6. Elections – all citizens 18 and older have the right to vote without barriers, all candidates have the right to be heard and to run and all votes should be counted.
7. Criminal justice and prisons –end private for-profit prisons, adopt evidence-based drug policy, prisoners have the right to humane and just conditions with a focus on rehabilitation and reintegration into society, abolish the death penalty.
8. Healthcare – create a national, universal and publicly financed comprehensive health system.
9. Education – all people have the right to a high quality, publicly-funded and broad education from pre-school through vocational training or university.
10. Housing – all people have the right to affordable and safe housing.
11. Environment – adopt policies which effectively create a carbon-free and radio-active free energy economy.
12. Finance and the economy – end policies which foster a wealth divide and move to a localized and democratic financial system, reform taxes so that they are progressive and provide goods, monetary gain and services for the people.
13. Media – airwaves and the internet are public goods, require that media be honest, accurate and accountable to the people.
14. Food and water – create systems that protect the land and water, create local and sustainable food networks and practices.
15. Transportation – provide affordable, clean and convenient public transportation and safe spaces for pedestrian and non-automobile travel.
Future posts will include Tulane’s mission for attendance as related to these issues, as well as a statement we hope to leave as our “footprint” on the weekend when we head back to New Orleans.
In addition to the protest, our group will have the opportunity to tour the Capitol Building as well as visit the office of Mary Landrieu, the U.S. Senator for Louisiana.
Stay tuned for updates throughout the week, and please feel free to contribute comments and ideas to each post.
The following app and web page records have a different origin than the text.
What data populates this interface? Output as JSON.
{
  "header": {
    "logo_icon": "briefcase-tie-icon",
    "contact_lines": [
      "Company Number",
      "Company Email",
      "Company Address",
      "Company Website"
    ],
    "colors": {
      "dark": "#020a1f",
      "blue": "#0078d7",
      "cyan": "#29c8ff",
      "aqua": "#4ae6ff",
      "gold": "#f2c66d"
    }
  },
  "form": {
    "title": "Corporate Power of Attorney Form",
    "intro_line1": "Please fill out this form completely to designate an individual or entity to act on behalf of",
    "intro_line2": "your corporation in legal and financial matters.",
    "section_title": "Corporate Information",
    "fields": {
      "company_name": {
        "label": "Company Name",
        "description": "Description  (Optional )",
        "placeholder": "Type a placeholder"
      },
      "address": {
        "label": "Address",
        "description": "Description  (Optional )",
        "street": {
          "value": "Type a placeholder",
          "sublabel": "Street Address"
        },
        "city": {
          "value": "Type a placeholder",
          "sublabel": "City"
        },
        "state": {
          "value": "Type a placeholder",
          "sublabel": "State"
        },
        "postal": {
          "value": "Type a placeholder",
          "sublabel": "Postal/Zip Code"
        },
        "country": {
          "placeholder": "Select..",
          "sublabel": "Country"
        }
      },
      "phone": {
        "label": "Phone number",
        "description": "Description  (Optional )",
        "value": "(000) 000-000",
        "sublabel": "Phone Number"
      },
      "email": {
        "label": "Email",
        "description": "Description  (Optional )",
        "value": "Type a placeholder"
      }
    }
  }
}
This will be an experience involving knowledge, controversy, excitement, anxiety and new visions.